     Significantly perhaps, he comes from a background in new technology and online publishing; he has no experience in newspapers. Ominously, he is also described as a management consultant. It is therefore fairly safe to assume that (a) the Johnston Press may be seeing a new future for itself online; and (b) it will be employing fewer journalists in the future.
     Online, I can confirm, is indeed a wonderful place to be, as we have discovered in our small way since February 2008 when we abandoned dirty, old-fashioned print and a readership of 700 loyal souls and went marching off into cyberspace. In an outstanding week we have 20,000 visitors to the Scottish Review; in an good one around 15,000. A single edition last summer was read by 18,000 people. No doubt, if we had any money, we could give the Sunday Herald a run for its.
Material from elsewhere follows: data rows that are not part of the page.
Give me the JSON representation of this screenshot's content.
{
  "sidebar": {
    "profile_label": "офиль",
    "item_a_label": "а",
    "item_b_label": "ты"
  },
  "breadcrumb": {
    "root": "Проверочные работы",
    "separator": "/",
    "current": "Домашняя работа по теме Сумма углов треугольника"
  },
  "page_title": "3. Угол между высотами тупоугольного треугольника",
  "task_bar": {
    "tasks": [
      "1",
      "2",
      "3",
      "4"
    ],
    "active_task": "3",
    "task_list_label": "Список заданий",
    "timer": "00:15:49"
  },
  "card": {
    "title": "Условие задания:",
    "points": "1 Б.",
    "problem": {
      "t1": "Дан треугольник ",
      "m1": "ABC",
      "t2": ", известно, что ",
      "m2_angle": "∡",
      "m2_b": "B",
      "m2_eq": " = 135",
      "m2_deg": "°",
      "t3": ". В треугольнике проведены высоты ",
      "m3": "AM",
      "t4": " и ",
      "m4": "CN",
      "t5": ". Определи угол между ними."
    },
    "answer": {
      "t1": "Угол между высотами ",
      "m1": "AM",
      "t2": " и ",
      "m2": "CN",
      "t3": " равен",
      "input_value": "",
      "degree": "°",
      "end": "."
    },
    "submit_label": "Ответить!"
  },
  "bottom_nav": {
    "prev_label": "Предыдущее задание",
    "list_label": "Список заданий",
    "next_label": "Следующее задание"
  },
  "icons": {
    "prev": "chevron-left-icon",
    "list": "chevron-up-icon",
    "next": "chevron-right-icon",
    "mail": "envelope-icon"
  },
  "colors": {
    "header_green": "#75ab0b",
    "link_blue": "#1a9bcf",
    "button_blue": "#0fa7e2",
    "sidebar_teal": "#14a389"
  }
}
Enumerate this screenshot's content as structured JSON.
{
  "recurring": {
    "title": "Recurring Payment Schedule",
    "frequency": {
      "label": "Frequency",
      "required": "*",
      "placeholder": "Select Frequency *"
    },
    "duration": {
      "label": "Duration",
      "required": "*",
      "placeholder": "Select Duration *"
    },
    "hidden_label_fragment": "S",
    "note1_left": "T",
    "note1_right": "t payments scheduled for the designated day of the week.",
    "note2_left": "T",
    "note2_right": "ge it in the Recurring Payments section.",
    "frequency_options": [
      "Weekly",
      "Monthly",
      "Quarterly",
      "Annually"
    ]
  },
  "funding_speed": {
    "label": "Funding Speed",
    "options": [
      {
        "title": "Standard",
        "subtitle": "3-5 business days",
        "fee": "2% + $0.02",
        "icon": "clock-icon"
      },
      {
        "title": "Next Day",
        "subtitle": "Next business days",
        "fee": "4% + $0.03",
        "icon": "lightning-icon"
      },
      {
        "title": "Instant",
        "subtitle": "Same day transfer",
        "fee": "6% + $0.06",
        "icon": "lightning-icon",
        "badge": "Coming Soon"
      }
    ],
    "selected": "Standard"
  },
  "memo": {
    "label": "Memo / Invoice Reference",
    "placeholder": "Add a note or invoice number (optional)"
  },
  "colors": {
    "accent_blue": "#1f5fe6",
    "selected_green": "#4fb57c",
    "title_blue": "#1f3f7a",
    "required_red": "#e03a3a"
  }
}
We depend on word-of-mouth and such occasional gifts as BBC Scotland's lovely coverage of the George Gunn/Robert Livingston bust-up. 
     Imagine, then, what could be done by so experienced an online practitioner as Ashley Highfield, who has at his disposal that wonderful thing – a marketing budget – and such gifted journalists as the only person in Scotland who is officially not a misogynist. 
     Sooner or later – probably sooner – a serious newspaper in Britain will ditch print, giving it up as a lost cause, and go for broke online. Could it be the Guardian, which in print is sinking faster in the west than most of its rivals, but has an internet-savvy readership? Or might we see some pre-emptive strike north of the border – Mr Highfield, anxious to justify his golden hiya, leading the dear old Scotsperson into some revolutionary reincarnation? Stranger things have undoubtedly happened.

 

2Kenneth Roy is editor of the Scottish Review